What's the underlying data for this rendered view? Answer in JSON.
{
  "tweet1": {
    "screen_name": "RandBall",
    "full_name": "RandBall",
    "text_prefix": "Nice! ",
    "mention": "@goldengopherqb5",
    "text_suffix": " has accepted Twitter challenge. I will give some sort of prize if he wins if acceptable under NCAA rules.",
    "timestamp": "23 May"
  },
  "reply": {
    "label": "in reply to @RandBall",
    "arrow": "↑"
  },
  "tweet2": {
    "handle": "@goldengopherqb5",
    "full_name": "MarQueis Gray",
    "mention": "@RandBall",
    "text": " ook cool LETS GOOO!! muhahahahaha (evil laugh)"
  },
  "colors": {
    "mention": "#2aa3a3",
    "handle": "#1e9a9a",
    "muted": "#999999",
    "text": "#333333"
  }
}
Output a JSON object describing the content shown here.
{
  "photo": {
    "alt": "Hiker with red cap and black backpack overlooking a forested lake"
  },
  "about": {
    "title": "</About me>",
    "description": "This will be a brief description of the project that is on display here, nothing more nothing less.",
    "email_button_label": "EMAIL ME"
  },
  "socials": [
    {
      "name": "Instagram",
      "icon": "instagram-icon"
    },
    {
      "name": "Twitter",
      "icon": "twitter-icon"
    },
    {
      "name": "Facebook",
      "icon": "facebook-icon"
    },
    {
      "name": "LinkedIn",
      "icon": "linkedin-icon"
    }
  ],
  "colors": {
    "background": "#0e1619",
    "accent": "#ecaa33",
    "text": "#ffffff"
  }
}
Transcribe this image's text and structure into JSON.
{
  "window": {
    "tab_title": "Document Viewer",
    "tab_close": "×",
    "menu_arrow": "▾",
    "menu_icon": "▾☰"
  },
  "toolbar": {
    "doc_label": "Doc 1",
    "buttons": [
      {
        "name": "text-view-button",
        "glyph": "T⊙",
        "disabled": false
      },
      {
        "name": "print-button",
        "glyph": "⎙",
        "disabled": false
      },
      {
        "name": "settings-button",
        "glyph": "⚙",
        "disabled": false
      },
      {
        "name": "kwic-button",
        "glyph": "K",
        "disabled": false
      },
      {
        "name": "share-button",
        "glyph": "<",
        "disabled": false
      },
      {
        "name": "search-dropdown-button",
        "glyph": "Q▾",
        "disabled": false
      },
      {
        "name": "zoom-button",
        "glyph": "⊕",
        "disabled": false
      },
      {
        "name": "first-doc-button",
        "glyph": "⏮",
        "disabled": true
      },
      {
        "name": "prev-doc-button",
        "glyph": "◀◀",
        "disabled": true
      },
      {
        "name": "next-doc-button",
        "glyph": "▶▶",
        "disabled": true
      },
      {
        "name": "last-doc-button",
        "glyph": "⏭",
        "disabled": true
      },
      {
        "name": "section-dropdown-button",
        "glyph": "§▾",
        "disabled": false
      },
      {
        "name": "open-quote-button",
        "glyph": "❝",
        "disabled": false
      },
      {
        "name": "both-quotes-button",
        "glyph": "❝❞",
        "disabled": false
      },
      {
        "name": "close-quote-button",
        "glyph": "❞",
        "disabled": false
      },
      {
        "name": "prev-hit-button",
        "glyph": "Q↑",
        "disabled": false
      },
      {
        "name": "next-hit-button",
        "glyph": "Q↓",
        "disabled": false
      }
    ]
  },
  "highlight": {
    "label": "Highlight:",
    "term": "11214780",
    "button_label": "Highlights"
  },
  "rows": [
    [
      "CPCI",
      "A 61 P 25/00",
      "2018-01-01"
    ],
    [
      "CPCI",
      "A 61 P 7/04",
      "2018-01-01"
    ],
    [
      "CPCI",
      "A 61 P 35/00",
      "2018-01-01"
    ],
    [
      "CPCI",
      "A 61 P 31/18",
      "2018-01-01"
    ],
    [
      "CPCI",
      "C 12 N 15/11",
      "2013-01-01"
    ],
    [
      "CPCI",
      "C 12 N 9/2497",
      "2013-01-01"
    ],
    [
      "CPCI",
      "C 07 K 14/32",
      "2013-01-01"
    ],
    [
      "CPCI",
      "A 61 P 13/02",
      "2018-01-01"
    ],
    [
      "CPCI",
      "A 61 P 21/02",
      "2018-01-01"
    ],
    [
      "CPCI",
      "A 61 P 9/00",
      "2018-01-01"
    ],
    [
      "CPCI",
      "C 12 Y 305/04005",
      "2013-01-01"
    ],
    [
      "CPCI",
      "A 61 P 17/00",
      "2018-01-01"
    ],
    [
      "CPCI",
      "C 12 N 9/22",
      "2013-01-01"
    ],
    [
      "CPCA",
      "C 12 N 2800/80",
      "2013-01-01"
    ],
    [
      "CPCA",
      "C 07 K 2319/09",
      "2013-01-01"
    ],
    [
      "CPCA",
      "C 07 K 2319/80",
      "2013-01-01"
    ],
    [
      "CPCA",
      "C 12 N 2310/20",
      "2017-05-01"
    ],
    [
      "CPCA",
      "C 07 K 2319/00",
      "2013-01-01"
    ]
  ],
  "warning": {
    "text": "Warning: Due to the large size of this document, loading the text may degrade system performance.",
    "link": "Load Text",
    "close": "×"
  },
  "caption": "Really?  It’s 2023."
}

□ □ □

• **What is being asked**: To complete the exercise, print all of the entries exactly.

• **Expected answer**:
What's the underlying data for this rendered view? Answer in JSON.
{
  "tweet1": {
    "screen_name": "RandBall",
    "full_name": "RandBall",
    "text_prefix": "Nice! ",
    "mention": "@goldengopherqb5",
    "text_suffix": " has accepted Twitter challenge. I will give some sort of prize if he wins if acceptable under NCAA rules.",
    "timestamp": "23 May"
  },
  "reply": {
    "label": "in reply to @RandBall",
    "arrow": "↑"
  },
  "tweet2": {
    "handle": "@goldengopherqb5",
    "full_name": "MarQueis Gray",
    "mention": "@RandBall",
    "text": " ook cool LETS GOOO!! muhahahahaha (evil laugh)"
  },
  "colors": {
    "mention": "#2aa3a3",
    "handle": "#1e9a9a",
    "muted": "#999999",
    "text": "#333333"
  }
}
Output a JSON object describing the content shown here.
{
  "photo": {
    "alt": "Hiker with red cap and black backpack overlooking a forested lake"
  },
  "about": {
    "title": "</About me>",
    "description": "This will be a brief description of the project that is on display here, nothing more nothing less.",
    "email_button_label": "EMAIL ME"
  },
  "socials": [
    {
      "name": "Instagram",
      "icon": "instagram-icon"
    },
    {
      "name": "Twitter",
      "icon": "twitter-icon"
    },
    {
      "name": "Facebook",
      "icon": "facebook-icon"
    },
    {
      "name": "LinkedIn",
      "icon": "linkedin-icon"
    }
  ],
  "colors": {
    "background": "#0e1619",
    "accent": "#ecaa33",
    "text": "#ffffff"
  }
}
Transcribe this image's text and structure into JSON.
{
  "window": {
    "tab_title": "Document Viewer",
    "tab_close": "×",
    "menu_arrow": "▾",
    "menu_icon": "▾☰"
  },
  "toolbar": {
    "doc_label": "Doc 1",
    "buttons": [
      {
        "name": "text-view-button",
        "glyph": "T⊙",
        "disabled": false
      },
      {
        "name": "print-button",
        "glyph": "⎙",
        "disabled": false
      },
      {
        "name": "settings-button",
        "glyph": "⚙",
        "disabled": false
      },
      {
        "name": "kwic-button",
        "glyph": "K",
        "disabled": false
      },
      {
        "name": "share-button",
        "glyph": "<",
        "disabled": false
      },
      {
        "name": "search-dropdown-button",
        "glyph": "Q▾",
        "disabled": false
      },
      {
        "name": "zoom-button",
        "glyph": "⊕",
        "disabled": false
      },
      {
        "name": "first-doc-button",
        "glyph": "⏮",
        "disabled": true
      },
      {
        "name": "prev-doc-button",
        "glyph": "◀◀",
        "disabled": true
      },
      {
        "name": "next-doc-button",
        "glyph": "▶▶",
        "disabled": true
      },
      {
        "name": "last-doc-button",
        "glyph": "⏭",
        "disabled": true
      },
      {
        "name": "section-dropdown-button",
        "glyph": "§▾",
        "disabled": false
      },
      {
        "name": "open-quote-button",
        "glyph": "❝",
        "disabled": false
      },
      {
        "name": "both-quotes-button",
        "glyph": "❝❞",
        "disabled": false
      },
      {
        "name": "close-quote-button",
        "glyph": "❞",
        "disabled": false
      },
      {
        "name": "prev-hit-button",
        "glyph": "Q↑",
        "disabled": false
      },
      {
        "name": "next-hit-button",
        "glyph": "Q↓",
        "disabled": false
      }
    ]
  },
  "highlight": {
    "label": "Highlight:",
    "term": "11214780",
    "button_label": "Highlights"
  },
  "rows": [
    [
      "CPCI",
      "A 61 P 25/00",
      "2018-01-01"
    ],
    [
      "CPCI",
      "A 61 P 7/04",
      "2018-01-01"
    ],
    [
      "CPCI",
      "A 61 P 35/00",
      "2018-01-01"
    ],
    [
      "CPCI",
      "A 61 P 31/18",
      "2018-01-01"
    ],
    [
      "CPCI",
      "C 12 N 15/11",
      "2013-01-01"
    ],
    [
      "CPCI",
      "C 12 N 9/2497",
      "2013-01-01"
    ],
    [
      "CPCI",
      "C 07 K 14/32",
      "2013-01-01"
    ],
    [
      "CPCI",
      "A 61 P 13/02",
      "2018-01-01"
    ],
    [
      "CPCI",
      "A 61 P 21/02",
      "2018-01-01"
    ],
    [
      "CPCI",
      "A 61 P 9/00",
      "2018-01-01"
    ],
    [
      "CPCI",
      "C 12 Y 305/04005",
      "2013-01-01"
    ],
    [
      "CPCI",
      "A 61 P 17/00",
      "2018-01-01"
    ],
    [
      "CPCI",
      "C 12 N 9/22",
      "2013-01-01"
    ],
    [
      "CPCA",
      "C 12 N 2800/80",
      "2013-01-01"
    ],
    [
      "CPCA",
      "C 07 K 2319/09",
      "2013-01-01"
    ],
    [
      "CPCA",
      "C 07 K 2319/80",
      "2013-01-01"
    ],
    [
      "CPCA",
      "C 12 N 2310/20",
      "2017-05-01"
    ],
    [
      "CPCA",
      "C 07 K 2319/00",
      "2013-01-01"
    ]
  ],
  "warning": {
    "text": "Warning: Due to the large size of this document, loading the text may degrade system performance.",
    "link": "Load Text",
    "close": "×"
  },
  "caption": "Really?  It’s 2023."
}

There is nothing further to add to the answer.